Scientific environment: The Division of Cognitive & Motor Aging (DCMA) is located at the Albert Einstein College of Medicine (AECOM), a national leader in medical education, basic research, and clinical practice located in Bronx, New York. The faculty of AECOM has a strong record of extramurally funded research activities. In fact, seven Einstein programs have been designated NIH “Centers of Excellence”, including established centers in diabetes, cancer, liver disease, brain research, AIDS, sickle cell disease, and an initiative to reduce and eliminate ethnic and racial health disparities. The Saul R. Korey Department of Neurology at AECOM is the academic home of three collaborative clinical research centers which investigate biological, cognitive, and neuropathological markers that distinguish normal aging from dementia. The Einstein Aging Study (EAS) Program Project (5P01AG003949-23; PI: Lipton) is a longitudinal research study with over 20 years of funding which examines cognitive and neural mechanisms that underlie cognitive decline leading to dementia. The LonGenity study (P01AG027734, PI: Barzilai) investigates genetic basis of longevity in an Ashkenazi Jewish population. Lastly, and of central importance to my proposed project, the Division of Cognitive and Motor Aging (DCMA) (R01AG036921-01A1; PI: Holtzer); CFAR Supplement/HIV aging: Novel markers and interventions for cognitive dysfunction (5P30AI051519-09s; PI: Verghese); as well as 5R01AG025119 (PI: Verghese) & K23AG030857 (PI: Holtzer) seeks to investigate the links between cognitive & motor pathways in an aging population.
The DCMA is directed by Joe Verghese, MBBS, a Professor of Neurology at AECOM and an expert in the field of mobility. Roee Holtzer, Ph.D., Associate Professor at the Ferkauf Graduate School of Psychology and the department of Neurology is also affiliated with the DCMA and has specific interests in attention and executive control processes in aging. Jeannette R. Mahoney, Ph.D., Assistant Professor of Neurology, has special interests in multisensory integration and aging. The DCMA is strongly committed to fostering aging research within AECOM, developing research careers, and provides a unique opportunity to examine the intersection of cognitive and motor function vis-à-vis aging, dementia and diseases that affect the central nervous system. The DCMA is affiliated with the Geriatric Neurology Clinic directed by Dr. Verghese, and located within a mile of our center. The Geriatric unit provides a central hub for clinical research conducted with older adults as well as teaching of students from all disciplines with an interest in geriatric care.

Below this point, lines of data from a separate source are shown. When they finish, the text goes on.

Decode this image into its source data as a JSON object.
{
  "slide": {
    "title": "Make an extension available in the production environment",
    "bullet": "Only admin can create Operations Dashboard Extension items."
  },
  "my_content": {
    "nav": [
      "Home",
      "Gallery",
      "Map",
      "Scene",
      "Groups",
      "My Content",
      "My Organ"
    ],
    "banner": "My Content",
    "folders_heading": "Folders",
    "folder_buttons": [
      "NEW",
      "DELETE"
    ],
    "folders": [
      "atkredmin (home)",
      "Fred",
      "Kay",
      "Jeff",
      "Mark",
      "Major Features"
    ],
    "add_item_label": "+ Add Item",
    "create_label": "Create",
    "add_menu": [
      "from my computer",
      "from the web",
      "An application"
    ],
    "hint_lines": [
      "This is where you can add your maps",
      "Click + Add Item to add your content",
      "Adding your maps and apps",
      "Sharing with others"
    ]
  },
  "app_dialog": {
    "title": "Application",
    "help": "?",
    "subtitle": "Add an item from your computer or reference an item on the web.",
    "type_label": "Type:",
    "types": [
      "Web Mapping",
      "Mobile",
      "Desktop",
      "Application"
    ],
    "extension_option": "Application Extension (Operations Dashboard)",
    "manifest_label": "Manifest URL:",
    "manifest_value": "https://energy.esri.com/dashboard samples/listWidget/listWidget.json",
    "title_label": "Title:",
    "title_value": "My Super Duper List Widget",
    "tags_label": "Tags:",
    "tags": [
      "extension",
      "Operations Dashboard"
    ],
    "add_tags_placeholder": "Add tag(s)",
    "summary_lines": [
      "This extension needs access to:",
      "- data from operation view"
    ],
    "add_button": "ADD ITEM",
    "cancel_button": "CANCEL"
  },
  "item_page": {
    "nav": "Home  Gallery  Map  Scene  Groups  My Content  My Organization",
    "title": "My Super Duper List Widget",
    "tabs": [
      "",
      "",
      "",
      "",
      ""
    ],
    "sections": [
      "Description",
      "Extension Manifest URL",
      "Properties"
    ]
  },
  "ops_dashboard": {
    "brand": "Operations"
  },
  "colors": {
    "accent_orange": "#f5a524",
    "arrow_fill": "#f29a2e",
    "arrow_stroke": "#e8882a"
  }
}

All three clinical research aging centers maintain strong collaborative relationships with the Institution for Clinical and Translation research, funded by a Clinical and Translational Science Award (CTSA), which houses a neuroimaging facility as well as sophisticated laboratories for the analysis of biological specimens, and with the Memory Disorders Clinic (directed by Dr. Verghese), which provides an additional venue for clinical research and teaching. Finally, there are also strong collaborative ties with the Geropsychology and Neuropsychology Programs at the Ferkauf Graduate School of Psychology at Yeshiva University (Dr. Holtzer), the Cognitive Neurophysiology Laboratory at AECOM (Dr. Foxe), and the Einstein Gruss Magnetic Resonance Research Center (MRRC; Drs. Lipton & Li).
Laboratory: The DCMA is located in the Rousso Building at AECOM in Bronx, NY. The DCMA suite occupies 4,500 square feet, and includes offices for study personnel; a cognitive neuroscience laboratory; a gait laboratory which houses a twenty-foot GAITRite instrumented walkway that measures quantitative gait variables; a neuroimaging laboratory where functional near-infrared spectroscopy (fNIRs) studies are conducted while participants walk continuously on a second customized instrumented walkway; a MSI laboratory where experimental studies are conducted; and a physical intervention room with exercise and balance equipment. The site also includes multiple testing rooms for interviews and neuropsychological assessments, a conference room with a projector, as well as comfortable waiting rooms and lunchrooms for our participants. Neuroimaging facilities are located close to our center, and offer state of the art imaging procedures including FMRI, DTI, and volumetric MRI.